Every year, Lydia preserves each of her boys’ designs, which is why chocolate is a house decorating material no-no. However, a 3-foot-tall candy Santa provides the chocolate fix. The massive Kris Kringle is always a crowd-pleaser and a sweet reminder that even more goodies are still to come on Dec. 25.
ABOVE LEFT Lydia always creates handmade Victorian-style candy cone favors. The cones are then filled with popcorn and hang on the backs of the children's chairs. ABOVE RIGHT Ann Lyles Tapscott pipes dollops of royal icing atop her gingerbread house at the Houcks' annual party.
Grammy’s Apple Blossom Cake
Lydia serves this cake each year at the boys’ gingerbread party.

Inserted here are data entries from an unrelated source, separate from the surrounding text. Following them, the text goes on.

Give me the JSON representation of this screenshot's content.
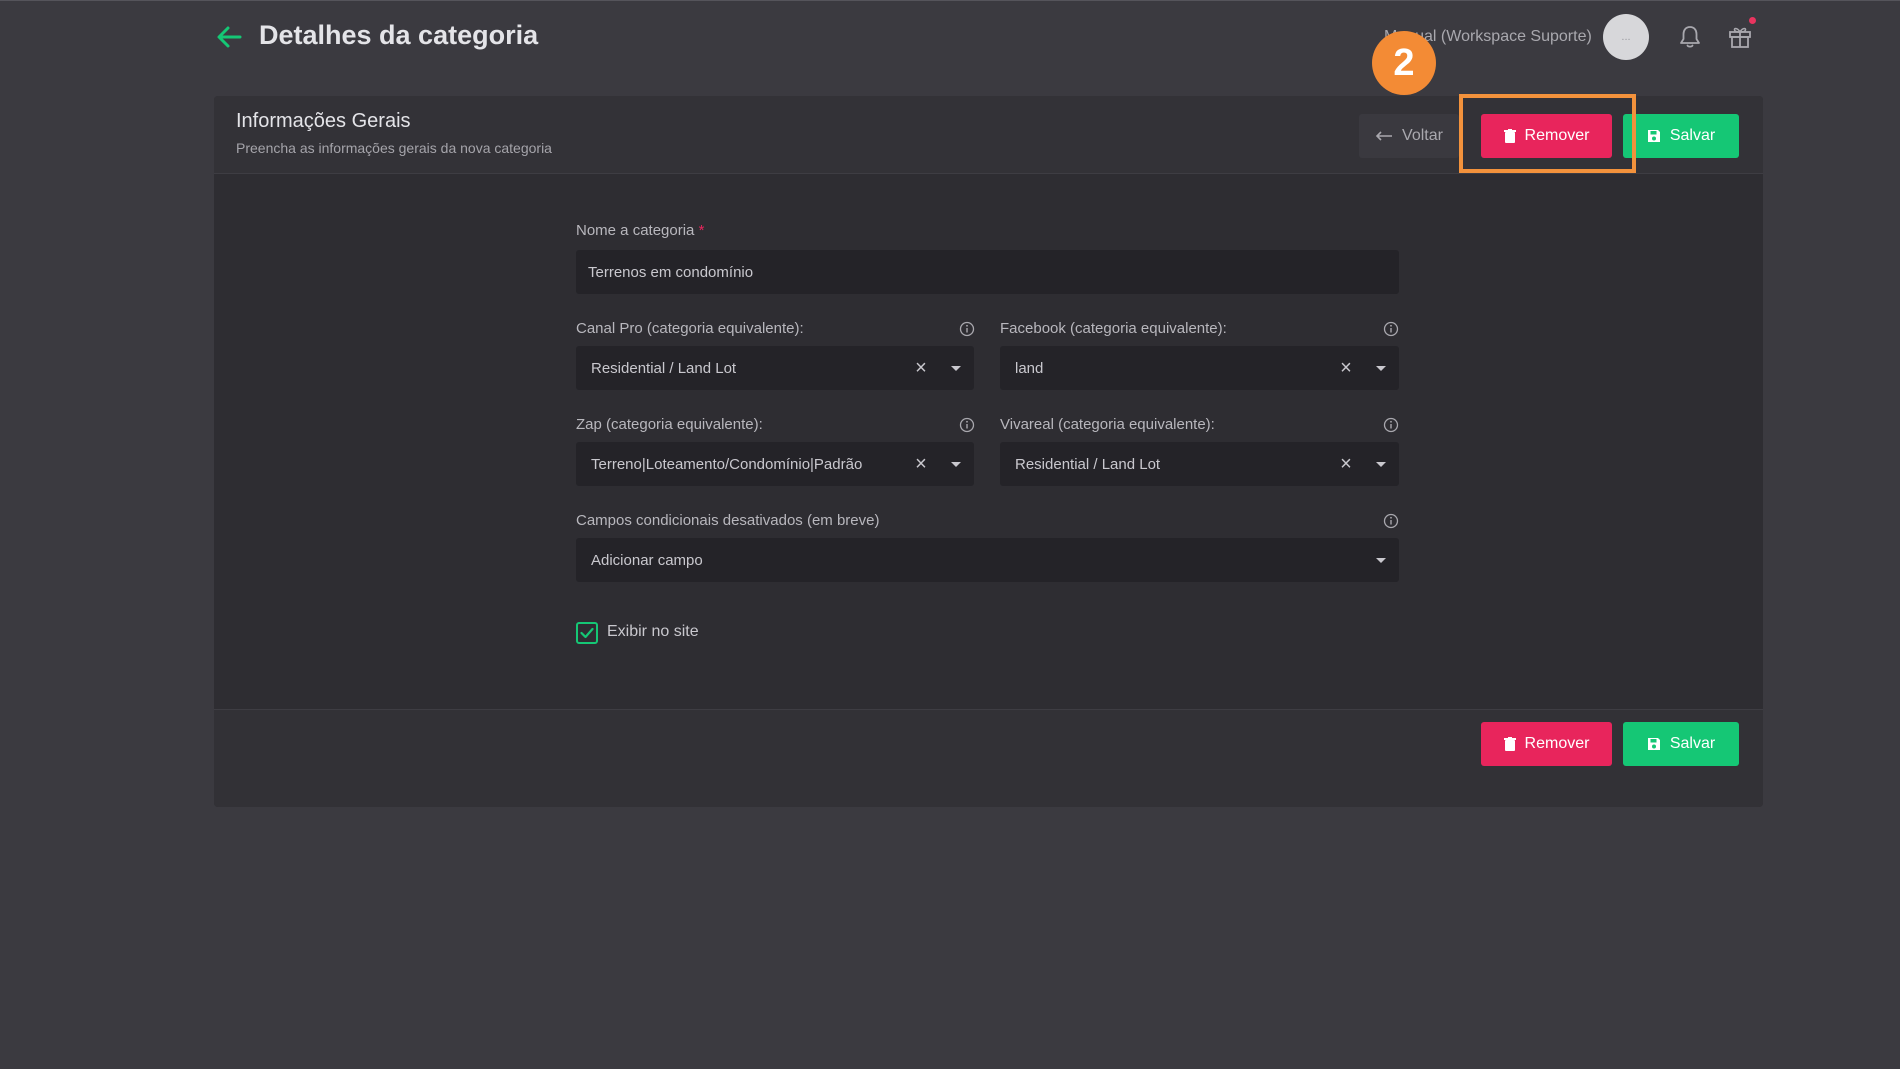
{
  "header": {
    "title": "Detalhes da categoria",
    "workspace": "Manual (Workspace Suporte)",
    "avatar_initials": "..."
  },
  "card": {
    "title": "Informações Gerais",
    "subtitle": "Preencha as informações gerais da nova categoria",
    "buttons": {
      "voltar": "Voltar",
      "remover": "Remover",
      "salvar": "Salvar"
    }
  },
  "annotation": {
    "step": "2"
  },
  "form": {
    "name": {
      "label": "Nome a categoria",
      "required_mark": "*",
      "value": "Terrenos em condomínio"
    },
    "canal_pro": {
      "label": "Canal Pro (categoria equivalente):",
      "value": "Residential / Land Lot"
    },
    "facebook": {
      "label": "Facebook (categoria equivalente):",
      "value": "land"
    },
    "zap": {
      "label": "Zap (categoria equivalente):",
      "value": "Terreno|Loteamento/Condomínio|Padrão"
    },
    "vivareal": {
      "label": "Vivareal (categoria equivalente):",
      "value": "Residential / Land Lot"
    },
    "campos": {
      "label": "Campos condicionais desativados (em breve)",
      "placeholder": "Adicionar campo"
    },
    "exibir": {
      "label": "Exibir no site",
      "checked": true
    }
  },
  "footer": {
    "remover": "Remover",
    "salvar": "Salvar"
  },
  "colors": {
    "accent_green": "#15c775",
    "danger_pink": "#e8255c",
    "highlight_orange": "#f3923c"
  }
}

1 1/4 cup Wesson oil
3 cups sugar
2 large eggs
3 cups plain flour
1 teaspoon salt
1 1/2 teaspoons baking soda
1 tablespoon cinnamon
1/2 tablespoon nutmeg

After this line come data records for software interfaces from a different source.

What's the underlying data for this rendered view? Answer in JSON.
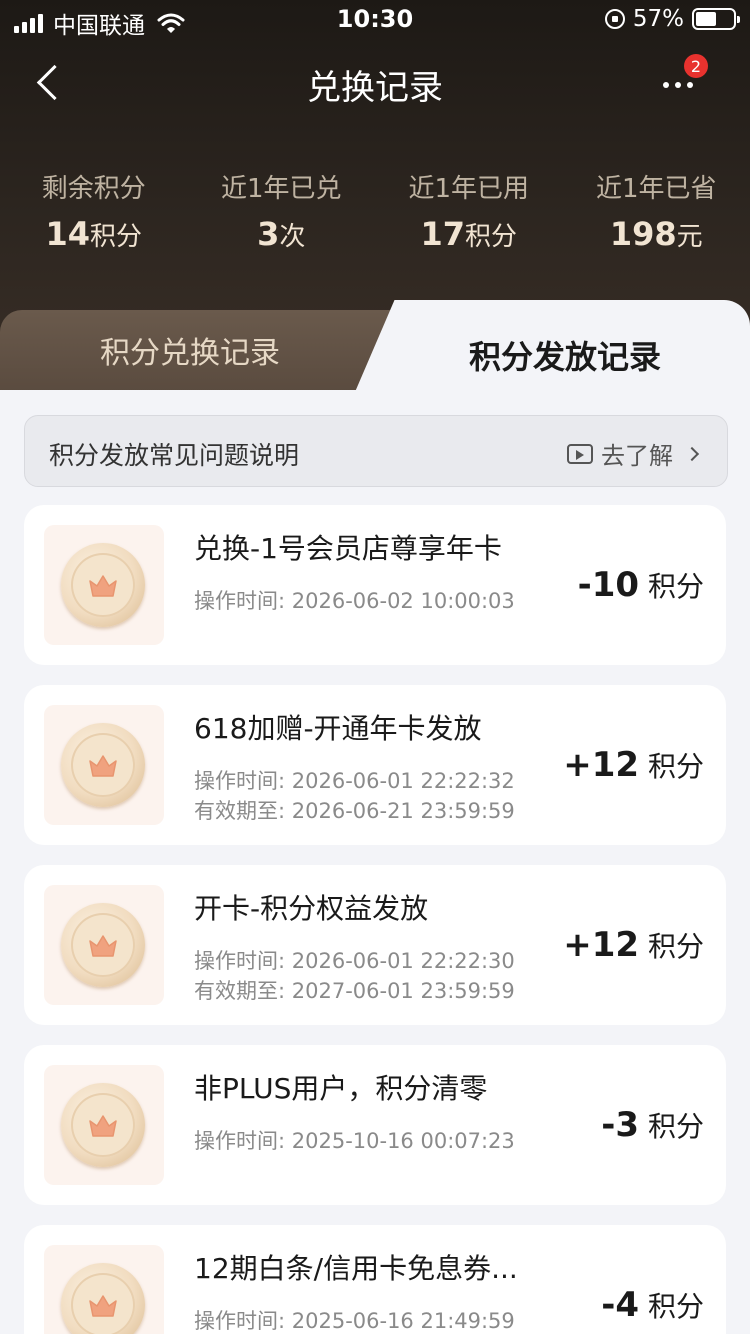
{
  "status_bar": {
    "carrier": "中国联通",
    "time": "10:30",
    "battery": "57%"
  },
  "nav": {
    "title": "兑换记录",
    "badge_count": "2"
  },
  "stats": [
    {
      "label": "剩余积分",
      "value": "14",
      "unit": "积分"
    },
    {
      "label": "近1年已兑",
      "value": "3",
      "unit": "次"
    },
    {
      "label": "近1年已用",
      "value": "17",
      "unit": "积分"
    },
    {
      "label": "近1年已省",
      "value": "198",
      "unit": "元"
    }
  ],
  "tabs": {
    "exchange": "积分兑换记录",
    "issue": "积分发放记录"
  },
  "faq": {
    "text": "积分发放常见问题说明",
    "link": "去了解"
  },
  "records": [
    {
      "title": "兑换-1号会员店尊享年卡",
      "op_time": "操作时间: 2026-06-02 10:00:03",
      "expire": "",
      "amount": "-10",
      "unit": "积分"
    },
    {
      "title": "618加赠-开通年卡发放",
      "op_time": "操作时间: 2026-06-01 22:22:32",
      "expire": "有效期至: 2026-06-21 23:59:59",
      "amount": "+12",
      "unit": "积分"
    },
    {
      "title": "开卡-积分权益发放",
      "op_time": "操作时间: 2026-06-01 22:22:30",
      "expire": "有效期至: 2027-06-01 23:59:59",
      "amount": "+12",
      "unit": "积分"
    },
    {
      "title": "非PLUS用户，积分清零",
      "op_time": "操作时间: 2025-10-16 00:07:23",
      "expire": "",
      "amount": "-3",
      "unit": "积分"
    },
    {
      "title": "12期白条/信用卡免息券...",
      "op_time": "操作时间: 2025-06-16 21:49:59",
      "expire": "",
      "amount": "-4",
      "unit": "积分"
    }
  ],
  "colors": {
    "header_dark": "#1d1915",
    "tab_inactive": "#5a4b3f",
    "badge": "#e8322e",
    "coin_bg": "#fcf3ee",
    "crown": "#f0a27f"
  }
}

3 cups Winesap apples,
cut into small cubes, divided
1 cup chopped pecans (sprinkled with a little flour), divided
1 tablespoon good vanilla
1 jigger bourbon
Glaze (see recipe below) extra pecan halves, for garnish powdered sugar, for garnish
1. Preheat oven to 350 degrees.
2. In a large bowl, mix together oil, sugar and eggs. In a separate bowl, sift together next 5 ingredients together.
3. Mix 1/4 of the dry ingredients with the wet. Begin to add 1 cup apples and 1/3 cup of the pecans. Continue this process until all ingredients are incorporated. Add the vanilla and bourbon. Stir together gently.
4. Pour batter into a greased, floured Bundt pan. Bake for 1 1/2 hours.
5. Pour half of Glaze onto warm cake. Let stand for a few minutes, then pour remaining Glaze on cake, if needed.
6. Once cake is completely cooled, garnish with extra pecans and sifted powdered sugar (for decoration if desired).
1/2 stick butter
1/2 cup sugar
2 teaspoons white Karo syrup
1/4 cup buttermilk
1/2 teaspoon vanilla
1/4 teaspoon baking soda
1. Mix all ingredients together. Bring to a boil. Boil for 4 minutes, stir constantly.
text by lawren largue • photos by summer ennis